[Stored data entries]
=== Begin Enclosure ===
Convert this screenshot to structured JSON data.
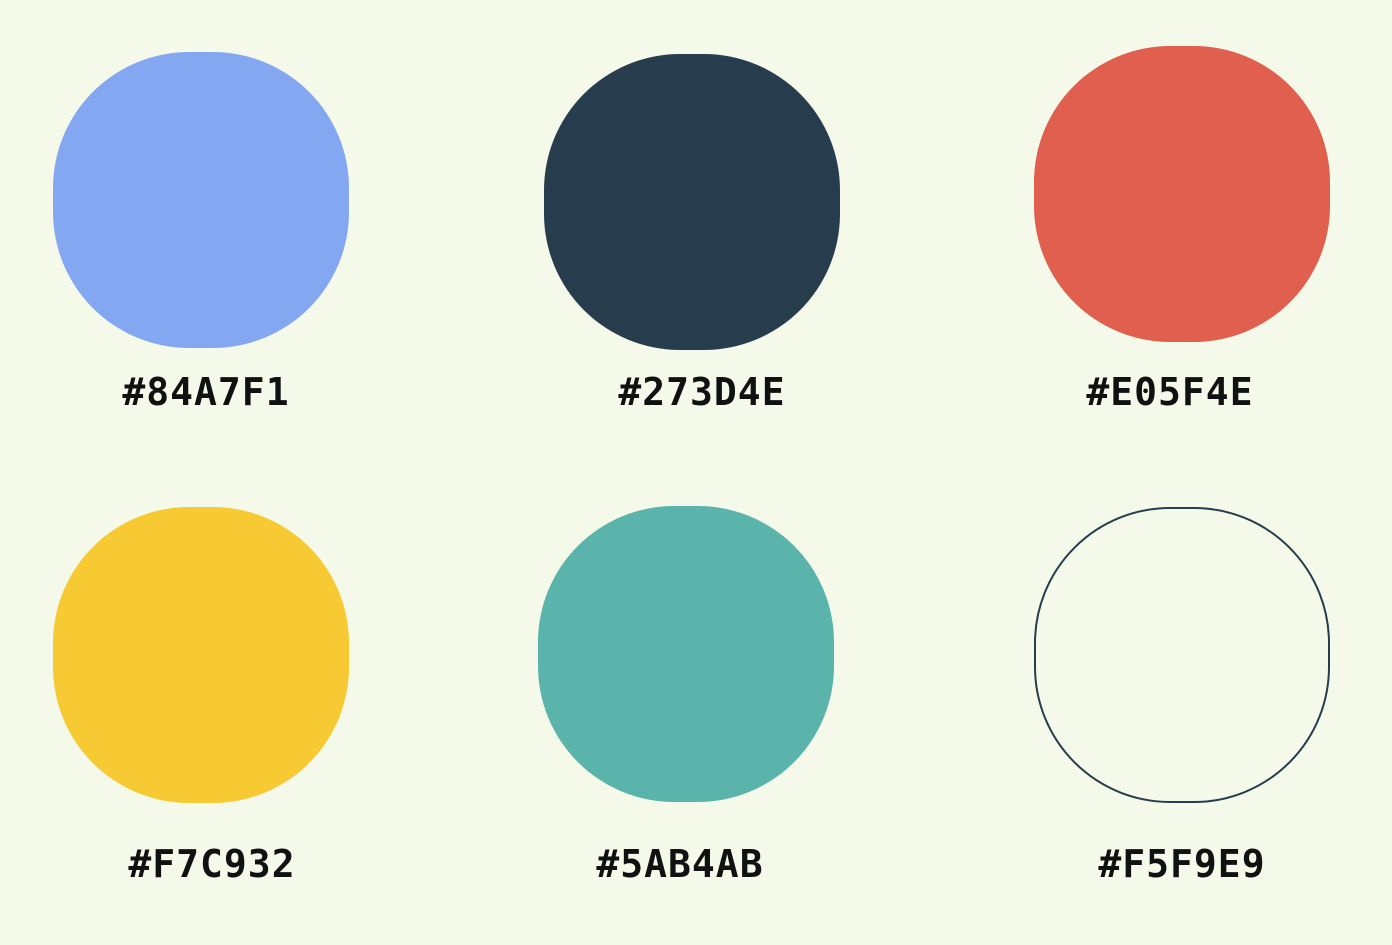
{
  "background_color": "#F5F9E9",
  "outline_color": "#273D4E",
  "swatches": [
    {
      "hex": "#84A7F1",
      "label": "#84A7F1"
    },
    {
      "hex": "#273D4E",
      "label": "#273D4E"
    },
    {
      "hex": "#E05F4E",
      "label": "#E05F4E"
    },
    {
      "hex": "#F7C932",
      "label": "#F7C932"
    },
    {
      "hex": "#5AB4AB",
      "label": "#5AB4AB"
    },
    {
      "hex": "#F5F9E9",
      "label": "#F5F9E9",
      "outlined": true
    }
  ]
}
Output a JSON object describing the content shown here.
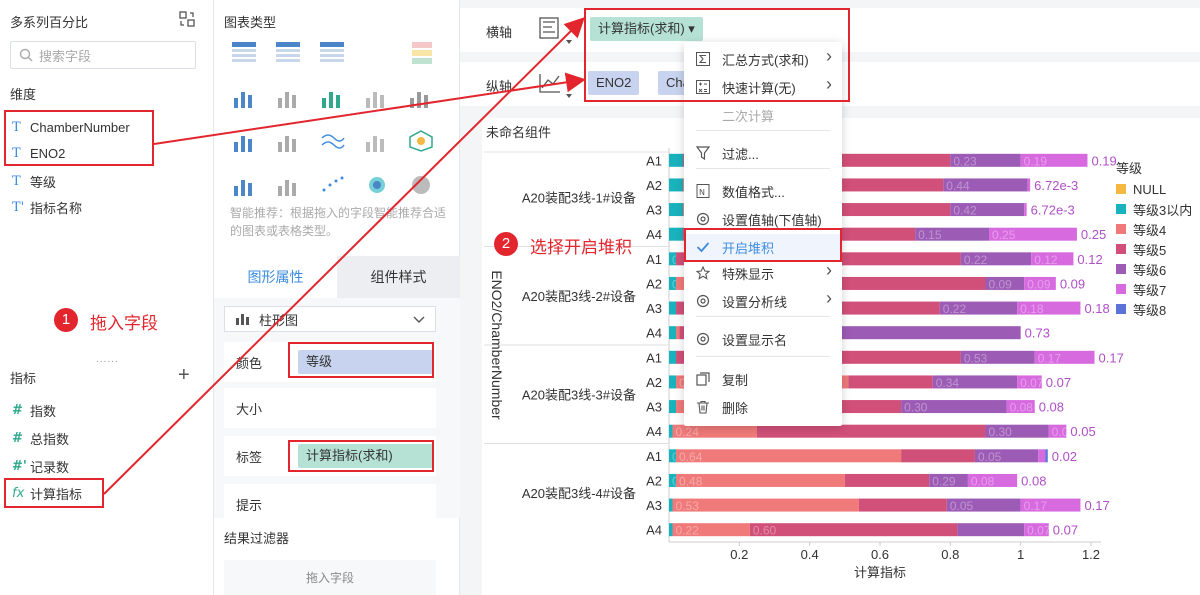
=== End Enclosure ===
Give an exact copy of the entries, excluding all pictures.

Convert this screenshot to structured JSON data.
{
  "background_color": "#F5F9E9",
  "outline_color": "#273D4E",
  "swatches": [
    {
      "hex": "#84A7F1",
      "label": "#84A7F1"
    },
    {
      "hex": "#273D4E",
      "label": "#273D4E"
    },
    {
      "hex": "#E05F4E",
      "label": "#E05F4E"
    },
    {
      "hex": "#F7C932",
      "label": "#F7C932"
    },
    {
      "hex": "#5AB4AB",
      "label": "#5AB4AB"
    },
    {
      "hex": "#F5F9E9",
      "label": "#F5F9E9",
      "outlined": true
    }
  ]
}
Output a JSON object describing the content shown here.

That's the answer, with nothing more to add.